good, snug swaddle. I prefer the arms down technique as this ensures your baby is protected from their own startle reflex which can startle them awake as they fall asleep. If your baby fusses when you wrap them, I promise you they don’t hate it. They might just be a bit overtired already. Try playing some white noise as you wrap them, and pop in a dummy. Sucking: Offering your baby the breast or a dummy to settle is for most babies a sure-fire way to trigger that calming ref lex and allow your baby to go to sleep. You can try wrapping your baby, turning on the white noise, then either holding them against your skin on their side with a dummy, or feeding them. Both of these strategies will help your baby fall asleep quickly and without tears. Swinging: Swinging is a general term for any kind of movement that helps your baby calm down and fall asleep. You might find swinging in your arms works best, or patting their bottom is another favourite of mine. Patting, swinging and bouncing all need to be vigorous enough to trigger that calming reflex while still supporting baby’s neck and body. We’re swinging not shaking! Experiment with the five S’s. You’ll find you only need one or two of them in order for your baby to fall asleep, or it might be all five. Every baby is different, and every day will be different. Don’t be surprised if on Monday your baby is happy with their swaddle and dummy, but by Wednesday they also need a good bottom pat, and the white noise. Try to consider the five S’s as tools in your newborn toolbox, and you are free to pick and choose which ones you need on any given day. WHERE: In the first three weeks, you might find your newborn will nap easily in the lounge in broad daylight. This helps them learn the difference between night and day, and you get to have them close by for frequent feedings. But after three weeks, most babies tend to sleep better in a darker sleep space, such as their nursery or your bedroom with the curtains drawn. This creates a sleepinducing environment, which again helps make falling asleep much easier, and encourages your baby to stay asleep for longer periods as light and sleep don’t mix well. Overnight, the safest place for your newborn to sleep is in their own sleep space, such as a bassinet or cot, but in your bedroom. Room sharing lowers the rate of SIDS and allows you to be responsive to your newborn’s night-time needs. WHY: Wonderful things happen to your newborn while they sleep. Firstly, they grow while they sleep: their cells repair themselves and multiply. When your baby sleeps, their short-term memory is transferred to long term memory and new skills are solidified as synapses grow. Babies’ immune systems strengthen and develop as they sleep; their appetites regulate and stress is reduced. Sleep is just as important as food for our development and survival but just as it takes time to establish and become comfortable with infant feeding, it takes time to learn how to put your baby to sleep. Be patient and ask for help if you’re struggling.
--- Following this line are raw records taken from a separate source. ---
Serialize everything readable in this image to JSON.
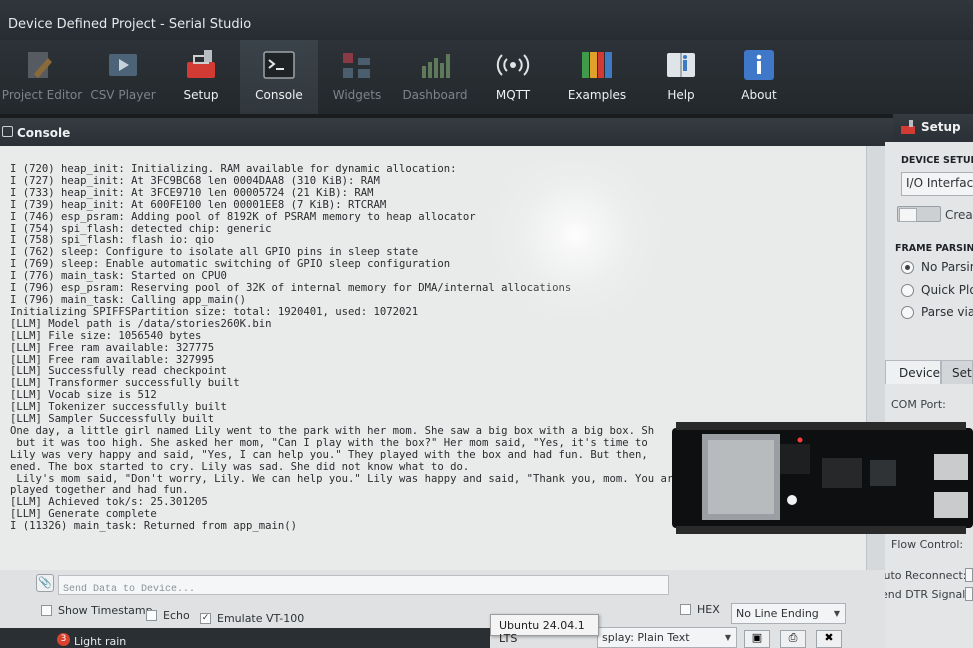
{
  "window": {
    "title": "Device Defined Project - Serial Studio"
  },
  "toolbar": {
    "items": [
      {
        "label": "Project Editor",
        "icon": "pencil-icon"
      },
      {
        "label": "CSV Player",
        "icon": "play-icon"
      },
      {
        "label": "Setup",
        "icon": "toolbox-icon"
      },
      {
        "label": "Console",
        "icon": "terminal-icon"
      },
      {
        "label": "Widgets",
        "icon": "widgets-icon"
      },
      {
        "label": "Dashboard",
        "icon": "bar-chart-icon"
      },
      {
        "label": "MQTT",
        "icon": "broadcast-icon"
      },
      {
        "label": "Examples",
        "icon": "books-icon"
      },
      {
        "label": "Help",
        "icon": "help-book-icon"
      },
      {
        "label": "About",
        "icon": "info-icon"
      }
    ]
  },
  "console": {
    "title": "Console",
    "lines": [
      "I (720) heap_init: Initializing. RAM available for dynamic allocation:",
      "I (727) heap_init: At 3FC9BC68 len 0004DAA8 (310 KiB): RAM",
      "I (733) heap_init: At 3FCE9710 len 00005724 (21 KiB): RAM",
      "I (739) heap_init: At 600FE100 len 00001EE8 (7 KiB): RTCRAM",
      "I (746) esp_psram: Adding pool of 8192K of PSRAM memory to heap allocator",
      "I (754) spi_flash: detected chip: generic",
      "I (758) spi_flash: flash io: qio",
      "I (762) sleep: Configure to isolate all GPIO pins in sleep state",
      "I (769) sleep: Enable automatic switching of GPIO sleep configuration",
      "I (776) main_task: Started on CPU0",
      "I (796) esp_psram: Reserving pool of 32K of internal memory for DMA/internal allocations",
      "I (796) main_task: Calling app_main()",
      "Initializing SPIFFSPartition size: total: 1920401, used: 1072021",
      "[LLM] Model path is /data/stories260K.bin",
      "[LLM] File size: 1056540 bytes",
      "[LLM] Free ram available: 327775",
      "[LLM] Free ram available: 327995",
      "[LLM] Successfully read checkpoint",
      "[LLM] Transformer successfully built",
      "[LLM] Vocab size is 512",
      "[LLM] Tokenizer successfully built",
      "[LLM] Sampler Successfully built",
      "One day, a little girl named Lily went to the park with her mom. She saw a big box with a big box. Sh",
      " but it was too high. She asked her mom, \"Can I play with the box?\" Her mom said, \"Yes, it's time to",
      "Lily was very happy and said, \"Yes, I can help you.\" They played with the box and had fun. But then,",
      "ened. The box started to cry. Lily was sad. She did not know what to do.",
      " Lily's mom said, \"Don't worry, Lily. We can help you.\" Lily was happy and said, \"Thank you, mom. You are a good friend.\"",
      "played together and had fun.",
      "[LLM] Achieved tok/s: 25.301205",
      "[LLM] Generate complete",
      "I (11326) main_task: Returned from app_main()"
    ]
  },
  "input": {
    "placeholder": "Send Data to Device...",
    "hex_label": "HEX",
    "line_ending": "No Line Ending",
    "show_timestamp": "Show Timestamp",
    "echo": "Echo",
    "emulate_vt100": "Emulate VT-100",
    "display_mode": "splay: Plain Text",
    "tooltip": "Ubuntu 24.04.1 LTS"
  },
  "taskbar": {
    "weather_count": "3",
    "weather_text": "Light rain"
  },
  "setup": {
    "title": "Setup",
    "device_setup_label": "DEVICE SETUP:",
    "io_interface": "I/O Interface",
    "create_label": "Creat",
    "frame_parsing_label": "FRAME PARSING:",
    "radios": [
      "No Parsin",
      "Quick Plo",
      "Parse via J"
    ],
    "tabs": [
      "Device",
      "Set"
    ],
    "fields": [
      "COM Port:",
      "Flow Control:",
      "Auto Reconnect:",
      "Send DTR Signal:"
    ]
  },
  "colors": {
    "toolbar_bg": "#262b30",
    "console_bg": "#e9eaea",
    "setup_bg": "#e3e5e7"
  }
}
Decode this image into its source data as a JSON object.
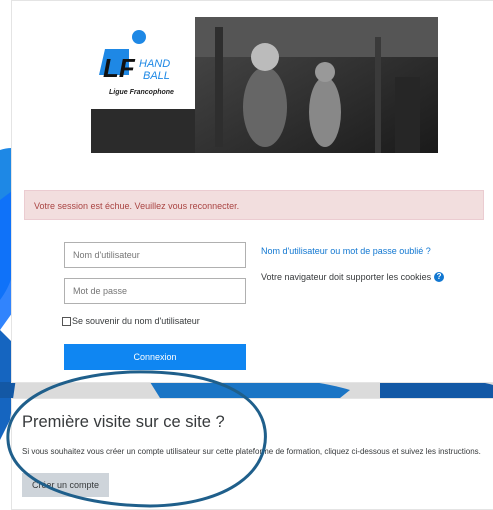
{
  "header": {
    "logo": {
      "text": "LFHANDBALL",
      "subtitle": "Ligue Francophone"
    }
  },
  "login": {
    "alert": "Votre session est échue. Veuillez vous reconnecter.",
    "username_placeholder": "Nom d'utilisateur",
    "password_placeholder": "Mot de passe",
    "remember_label": "Se souvenir du nom d'utilisateur",
    "login_button": "Connexion",
    "forgot_link": "Nom d'utilisateur ou mot de passe oublié ?",
    "cookies_text": "Votre navigateur doit supporter les cookies"
  },
  "first_visit": {
    "title": "Première visite sur ce site ?",
    "text": "Si vous souhaitez vous créer un compte utilisateur sur cette plateforme de formation, cliquez ci-dessous et suivez les instructions.",
    "button": "Créer un compte"
  },
  "colors": {
    "primary": "#0f86f2",
    "alert_bg": "#f2dede",
    "alert_text": "#a94442",
    "annotation": "#1f5f8b"
  }
}
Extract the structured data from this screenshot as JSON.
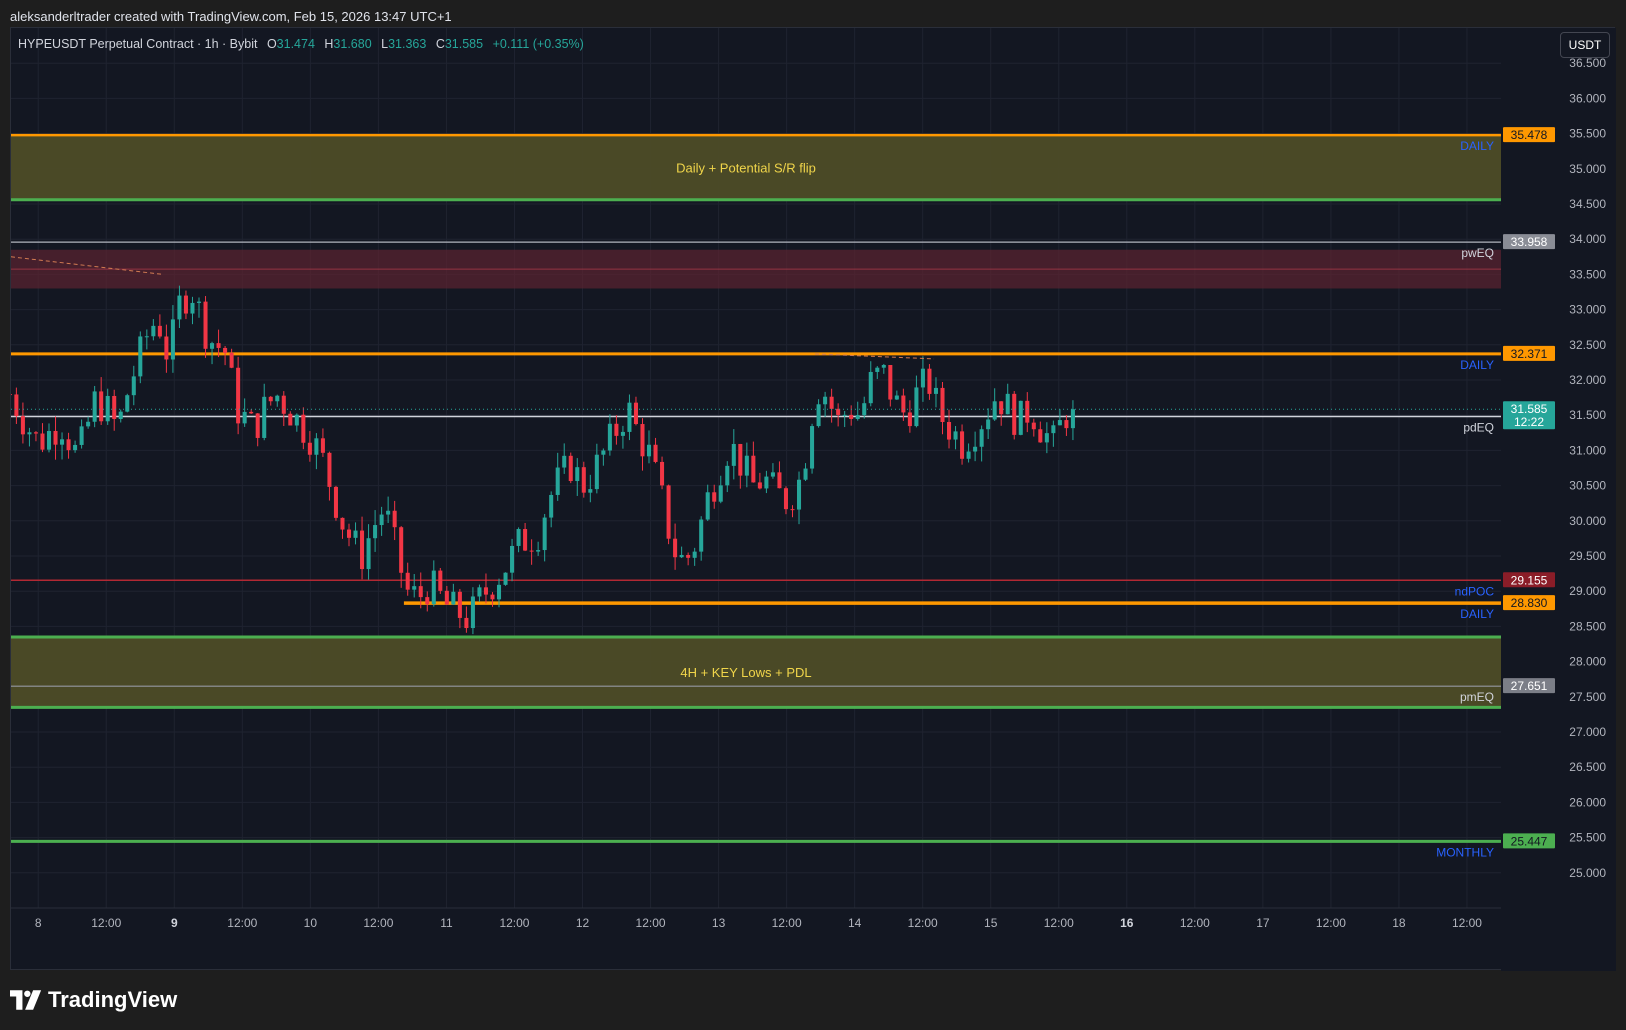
{
  "caption": "aleksanderltrader created with TradingView.com, Feb 15, 2026 13:47 UTC+1",
  "header": {
    "symbol": "HYPEUSDT Perpetual Contract · 1h · Bybit",
    "open_label": "O",
    "open": "31.474",
    "high_label": "H",
    "high": "31.680",
    "low_label": "L",
    "low": "31.363",
    "close_label": "C",
    "close": "31.585",
    "change": "+0.111 (+0.35%)"
  },
  "currency_button": "USDT",
  "brand": {
    "name": "TradingView",
    "icon": "tradingview-logo-icon"
  },
  "colors": {
    "background": "#131722",
    "up": "#26a69a",
    "down": "#f23645",
    "orange": "#ff9800",
    "green": "#4caf50",
    "zone": "#4d4c27",
    "red_zone": "#4a2028",
    "ndpoc": "#8b1d28",
    "daily_text": "#2962ff"
  },
  "chart_data": {
    "type": "candlestick",
    "title": "HYPEUSDT Perpetual Contract · 1h · Bybit",
    "timeframe": "1h",
    "ylim": [
      24.5,
      37.0
    ],
    "y_ticks": [
      "36.500",
      "36.000",
      "35.500",
      "35.000",
      "34.500",
      "34.000",
      "33.500",
      "33.000",
      "32.500",
      "32.000",
      "31.500",
      "31.000",
      "30.500",
      "30.000",
      "29.500",
      "29.000",
      "28.500",
      "28.000",
      "27.500",
      "27.000",
      "26.500",
      "26.000",
      "25.500",
      "25.000"
    ],
    "x_ticks": [
      {
        "label": "8",
        "t": 0,
        "bold": false
      },
      {
        "label": "12:00",
        "t": 12,
        "bold": false
      },
      {
        "label": "9",
        "t": 24,
        "bold": true
      },
      {
        "label": "12:00",
        "t": 36,
        "bold": false
      },
      {
        "label": "10",
        "t": 48,
        "bold": false
      },
      {
        "label": "12:00",
        "t": 60,
        "bold": false
      },
      {
        "label": "11",
        "t": 72,
        "bold": false
      },
      {
        "label": "12:00",
        "t": 84,
        "bold": false
      },
      {
        "label": "12",
        "t": 96,
        "bold": false
      },
      {
        "label": "12:00",
        "t": 108,
        "bold": false
      },
      {
        "label": "13",
        "t": 120,
        "bold": false
      },
      {
        "label": "12:00",
        "t": 132,
        "bold": false
      },
      {
        "label": "14",
        "t": 144,
        "bold": false
      },
      {
        "label": "12:00",
        "t": 156,
        "bold": false
      },
      {
        "label": "15",
        "t": 168,
        "bold": false
      },
      {
        "label": "12:00",
        "t": 180,
        "bold": false
      },
      {
        "label": "16",
        "t": 192,
        "bold": true
      },
      {
        "label": "12:00",
        "t": 204,
        "bold": false
      },
      {
        "label": "17",
        "t": 216,
        "bold": false
      },
      {
        "label": "12:00",
        "t": 228,
        "bold": false
      },
      {
        "label": "18",
        "t": 240,
        "bold": false
      },
      {
        "label": "12:00",
        "t": 252,
        "bold": false
      }
    ],
    "x_range_hours": [
      -4.8,
      258
    ],
    "anchors": [
      [
        -5,
        31.8
      ],
      [
        -3,
        31.5
      ],
      [
        0,
        31.1
      ],
      [
        4,
        31.4
      ],
      [
        7,
        30.9
      ],
      [
        10,
        31.7
      ],
      [
        12,
        31.6
      ],
      [
        14,
        31.3
      ],
      [
        16,
        31.9
      ],
      [
        19,
        32.6
      ],
      [
        21,
        32.9
      ],
      [
        23,
        32.3
      ],
      [
        25,
        33.1
      ],
      [
        27,
        33.3
      ],
      [
        30,
        32.6
      ],
      [
        33,
        32.4
      ],
      [
        35,
        31.6
      ],
      [
        38,
        31.3
      ],
      [
        40,
        31.6
      ],
      [
        42,
        31.8
      ],
      [
        45,
        31.5
      ],
      [
        48,
        31.2
      ],
      [
        50,
        30.9
      ],
      [
        52,
        30.4
      ],
      [
        54,
        29.9
      ],
      [
        57,
        29.5
      ],
      [
        59,
        29.9
      ],
      [
        61,
        30.2
      ],
      [
        63,
        29.6
      ],
      [
        65,
        29.0
      ],
      [
        67,
        28.9
      ],
      [
        69,
        29.1
      ],
      [
        72,
        28.8
      ],
      [
        74,
        28.7
      ],
      [
        76,
        28.6
      ],
      [
        78,
        28.9
      ],
      [
        80,
        29.1
      ],
      [
        82,
        29.3
      ],
      [
        85,
        29.7
      ],
      [
        88,
        29.8
      ],
      [
        90,
        30.3
      ],
      [
        92,
        30.6
      ],
      [
        94,
        30.8
      ],
      [
        96,
        30.5
      ],
      [
        98,
        30.7
      ],
      [
        100,
        31.0
      ],
      [
        102,
        31.3
      ],
      [
        104,
        31.6
      ],
      [
        106,
        31.2
      ],
      [
        108,
        30.9
      ],
      [
        110,
        30.3
      ],
      [
        112,
        29.6
      ],
      [
        114,
        29.4
      ],
      [
        116,
        29.7
      ],
      [
        118,
        30.3
      ],
      [
        120,
        30.7
      ],
      [
        122,
        31.1
      ],
      [
        124,
        30.8
      ],
      [
        126,
        30.5
      ],
      [
        128,
        30.6
      ],
      [
        130,
        30.4
      ],
      [
        132,
        30.3
      ],
      [
        134,
        30.5
      ],
      [
        136,
        31.2
      ],
      [
        137,
        31.9
      ],
      [
        139,
        31.8
      ],
      [
        141,
        31.4
      ],
      [
        143,
        31.6
      ],
      [
        145,
        31.5
      ],
      [
        147,
        32.0
      ],
      [
        149,
        32.1
      ],
      [
        151,
        31.7
      ],
      [
        153,
        31.5
      ],
      [
        155,
        31.8
      ],
      [
        157,
        32.0
      ],
      [
        159,
        31.5
      ],
      [
        161,
        31.3
      ],
      [
        163,
        31.1
      ],
      [
        165,
        31.3
      ],
      [
        167,
        31.5
      ],
      [
        169,
        31.8
      ],
      [
        171,
        31.6
      ],
      [
        173,
        31.4
      ],
      [
        175,
        31.6
      ],
      [
        177,
        31.3
      ],
      [
        179,
        31.1
      ],
      [
        181,
        31.5
      ],
      [
        182.5,
        31.585
      ]
    ],
    "candle_count": 164,
    "last": {
      "price": "31.585",
      "countdown": "12:22"
    },
    "levels": [
      {
        "price": 35.478,
        "label": "35.478",
        "tag": "DAILY",
        "color": "#ff9800",
        "style": "solid",
        "width": 2.5,
        "from_t": -5
      },
      {
        "price": 34.56,
        "label": "",
        "tag": "",
        "color": "#4caf50",
        "style": "solid",
        "width": 3,
        "from_t": -5
      },
      {
        "price": 33.958,
        "label": "33.958",
        "tag": "pwEQ",
        "color": "#b2b5be",
        "style": "solid",
        "width": 1.2,
        "from_t": -5
      },
      {
        "price": 32.371,
        "label": "32.371",
        "tag": "DAILY",
        "color": "#ff9800",
        "style": "solid",
        "width": 3,
        "from_t": -5
      },
      {
        "price": 31.482,
        "label": "31.482",
        "tag": "pdEQ",
        "color": "#d1d4dc",
        "style": "solid",
        "width": 1.5,
        "from_t": -5
      },
      {
        "price": 29.155,
        "label": "29.155",
        "tag": "ndPOC",
        "color": "#b22833",
        "style": "solid",
        "width": 1.5,
        "from_t": -5
      },
      {
        "price": 28.83,
        "label": "28.830",
        "tag": "DAILY",
        "color": "#ff9800",
        "style": "solid",
        "width": 3.5,
        "from_t": 64.5
      },
      {
        "price": 28.35,
        "label": "",
        "tag": "",
        "color": "#4caf50",
        "style": "solid",
        "width": 3,
        "from_t": -5
      },
      {
        "price": 27.651,
        "label": "27.651",
        "tag": "pmEQ",
        "color": "#9598a1",
        "style": "solid",
        "width": 1.2,
        "from_t": -5
      },
      {
        "price": 27.35,
        "label": "",
        "tag": "",
        "color": "#4caf50",
        "style": "solid",
        "width": 3,
        "from_t": -5
      },
      {
        "price": 25.447,
        "label": "25.447",
        "tag": "MONTHLY",
        "color": "#4caf50",
        "style": "solid",
        "width": 3,
        "from_t": -5
      }
    ],
    "zones": [
      {
        "top": 35.48,
        "bottom": 34.56,
        "color": "#4d4c27",
        "opacity": 0.95,
        "text": "Daily + Potential S/R flip"
      },
      {
        "top": 33.85,
        "bottom": 33.3,
        "color": "#5c2330",
        "opacity": 0.7,
        "text": ""
      },
      {
        "top": 28.35,
        "bottom": 27.35,
        "color": "#4d4c27",
        "opacity": 0.95,
        "text": "4H + KEY  Lows + PDL"
      }
    ]
  }
}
Are we expecting too much of our newborns?
This is the information age. We carry a pocket-size computer with us at all times, which brings with it the ability to tap into expert knowledge at the press of a button. But it can also create unrealistic expectations, especially in the world of parenting. Parents see a snippet of their friends rosetinted lives on social media, and then wonder why their four-week-old baby doesn’t sleep through the night and take three two-hour naps every day. At Baby Sleep Consultant, I’m seeing an increase in clients coming to us wanting to try “crying it out” to establish routines and teach their newborns to selfsettle. This is completely unnecessary as your newborn has no ability to self-settle and might not take structured naps until they are 12 weeks plus. We’re all busy and parents are struggling with the time it takes to put a newborn to bed. Sometimes we can be settling for 20 - 30 minutes just to achieve a 45 minute nap. Whilst exhausting, this is totally normal for a newborn baby. Hang in there. The first 12 weeks will fly by and your baby’s sleep will get easier the bigger they get.